Attorneys for H.O.M.E. went on the offensive and said Brock should be investigated for misusing his public office and position as auditor to settle a political vendetta. Barlow and H.O.M.E board member Gina Downs filed a successful state ethics complaint against Henning, and Downs previously ran for office against Commissioner Georgia Hiller who was previously a Brock ally.
Brock says H.O.M.E. officers had conflicts of interest and HUD in its recent letter said H.O.M.E. officers benefitted financially.
Klatzkow in his letter to HUD said the federal Community Development Block grant funds “were used solely in the purchase of some of the homes, and I am aware of no allegation regarding a conflict of interest with respect to the sale or purchase of these properties.”
Brock said the charity H.O.M.E. made profits on the grant that should have been returned to the county and that low-income families who bought the houses were potentially victimized because appraised values were lower than sale prices.
The sales prices reflected the no-interest, no-payment notes that were designed to recoup investment. Repayment of the zero-interest notes is due in 30 years or whenever the house resells, whichever is sooner. So, if the buyers flip the houses at market value, they have to pay back the notes that secure the charitable and government benefit they received.
“It should be noted that this program was conducted during the depths of the worst real estate market Collier County has experienced. Collier County experienced record numbers of foreclosures and abandoned homes, which artificially in the short term greatly lowered the cost of real estate, at the very same time that obtaining a private mortgage was near impossible for many working people … appraisals were little more than guesswork at this time,” Klatzkow wrote.
Klatzkow included with his HUD letter a June story by Naples City Desk on WatchdogCity.com that found that the 11 blighted houses purchased and rehabbed by H.O.M.E. collectively are now worth almost $1.9 million based on Zillow estimates, or almost $1 million more than the low-income buyers owe on their monthly mortgages.

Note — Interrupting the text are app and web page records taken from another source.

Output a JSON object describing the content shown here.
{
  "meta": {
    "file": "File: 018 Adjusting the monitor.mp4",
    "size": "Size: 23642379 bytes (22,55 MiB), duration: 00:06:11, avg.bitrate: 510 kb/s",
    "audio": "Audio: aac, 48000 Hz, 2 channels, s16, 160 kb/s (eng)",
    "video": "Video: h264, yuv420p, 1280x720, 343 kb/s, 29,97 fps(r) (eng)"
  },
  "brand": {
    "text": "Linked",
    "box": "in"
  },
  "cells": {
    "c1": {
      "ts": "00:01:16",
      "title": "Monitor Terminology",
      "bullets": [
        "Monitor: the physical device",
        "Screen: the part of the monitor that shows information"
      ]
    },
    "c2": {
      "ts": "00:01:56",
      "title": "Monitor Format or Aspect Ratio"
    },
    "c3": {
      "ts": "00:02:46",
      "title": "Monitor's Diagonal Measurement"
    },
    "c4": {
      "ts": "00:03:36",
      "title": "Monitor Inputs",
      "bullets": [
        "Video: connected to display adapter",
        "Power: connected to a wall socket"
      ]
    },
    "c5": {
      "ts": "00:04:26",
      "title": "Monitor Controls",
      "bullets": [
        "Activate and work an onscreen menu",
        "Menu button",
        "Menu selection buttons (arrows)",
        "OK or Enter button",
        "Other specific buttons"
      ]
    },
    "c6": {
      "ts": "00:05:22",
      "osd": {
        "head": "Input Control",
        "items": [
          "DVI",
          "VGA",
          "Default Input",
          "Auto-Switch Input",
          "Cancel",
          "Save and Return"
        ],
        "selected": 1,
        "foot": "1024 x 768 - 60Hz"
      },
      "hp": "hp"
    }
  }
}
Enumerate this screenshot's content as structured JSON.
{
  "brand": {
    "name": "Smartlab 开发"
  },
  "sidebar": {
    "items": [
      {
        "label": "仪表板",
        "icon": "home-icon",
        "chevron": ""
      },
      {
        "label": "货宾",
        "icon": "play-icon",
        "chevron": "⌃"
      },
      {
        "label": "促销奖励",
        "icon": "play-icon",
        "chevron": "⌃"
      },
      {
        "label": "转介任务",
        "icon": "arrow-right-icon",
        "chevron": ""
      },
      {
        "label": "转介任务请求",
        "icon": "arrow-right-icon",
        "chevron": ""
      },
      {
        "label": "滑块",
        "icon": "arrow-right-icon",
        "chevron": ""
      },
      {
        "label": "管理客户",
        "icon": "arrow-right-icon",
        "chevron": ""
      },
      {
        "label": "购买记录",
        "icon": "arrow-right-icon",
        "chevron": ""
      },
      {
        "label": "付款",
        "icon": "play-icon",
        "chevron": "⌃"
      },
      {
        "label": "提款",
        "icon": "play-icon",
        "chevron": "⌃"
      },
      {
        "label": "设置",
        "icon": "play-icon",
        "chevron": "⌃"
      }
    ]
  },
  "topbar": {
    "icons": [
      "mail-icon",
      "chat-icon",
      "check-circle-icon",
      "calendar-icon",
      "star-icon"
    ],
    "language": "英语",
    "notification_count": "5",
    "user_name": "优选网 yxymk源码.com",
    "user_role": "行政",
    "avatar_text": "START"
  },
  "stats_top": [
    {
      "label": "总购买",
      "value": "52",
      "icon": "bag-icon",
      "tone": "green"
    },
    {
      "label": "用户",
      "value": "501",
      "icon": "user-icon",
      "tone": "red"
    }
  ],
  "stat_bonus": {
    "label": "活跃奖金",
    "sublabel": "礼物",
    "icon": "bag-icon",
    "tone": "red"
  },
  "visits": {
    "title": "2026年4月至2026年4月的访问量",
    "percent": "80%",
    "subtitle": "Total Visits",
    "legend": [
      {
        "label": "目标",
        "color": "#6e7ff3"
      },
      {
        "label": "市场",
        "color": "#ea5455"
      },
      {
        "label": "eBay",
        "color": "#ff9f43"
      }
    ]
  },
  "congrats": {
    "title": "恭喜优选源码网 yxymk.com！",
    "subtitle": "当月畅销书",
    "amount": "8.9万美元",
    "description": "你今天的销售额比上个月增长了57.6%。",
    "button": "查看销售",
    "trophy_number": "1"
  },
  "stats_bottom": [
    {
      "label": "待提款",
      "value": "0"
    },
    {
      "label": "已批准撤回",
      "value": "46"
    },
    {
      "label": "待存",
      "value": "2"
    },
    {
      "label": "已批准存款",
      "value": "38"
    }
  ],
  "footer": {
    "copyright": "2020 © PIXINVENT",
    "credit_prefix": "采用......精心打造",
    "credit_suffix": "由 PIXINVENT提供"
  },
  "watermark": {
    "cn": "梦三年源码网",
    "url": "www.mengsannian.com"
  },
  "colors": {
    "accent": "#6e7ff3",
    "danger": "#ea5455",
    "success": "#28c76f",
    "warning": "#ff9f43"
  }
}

If the buyers sold their houses today, they would be required to pay back to Collier County all $427,472, plus state remodeling grants. Based on Zillow estimates, the low-income buyers would still come out ahead by $400,000, Naples City Desk found.
Brock told Naples City Desk last year H.O.M.E.’s assignment of the $427,472 in notes to Collier County didn’t count as a return of income to Collier County because Collier Commissioners hadn’t voted to officially accept the notes. In his May 2014 letter to HUD, Brock wrote that H.O.M.E. attempted to assign the notes to Collier County “with no evidence of acceptance.”
An investigation by Naples City Desk in February 2014, “Good Deeds: Punished,” found that Brock’s staff urged county officials to not accept the notes in 2011 and pull a vote to accept the notes from Collier Commissioners’ agenda.
Brock was unavailable at his office late Wednesday when Naples City Desk obtained Klatzkow’s letter and a message for Brock’s Finance Director Crystal Kinzel was not returned.
“Collier County recognizes that H.O.M.E. fully performed its national HUD purposes by placing low and very low income families into fully rehabilitated formerly abandoned and wasting homes,” said Jeff Fridkin, Barlow’s attorney, via email. “Collier County confirms that H.O.M.E. accounted for all taxpayer funds, had no program income, and secured taxpayers for ultimate return of the CDBG funds to be reused for future good purposes. Collier County confirms that it does not have any reason to return to HUD any CDBG funds expended by H.O.M.E.”
Reporting By: Gina Edwards
Date: August 13, 2015
Contact Gina Edwards at email@example.com or by phone at 239-293-3640.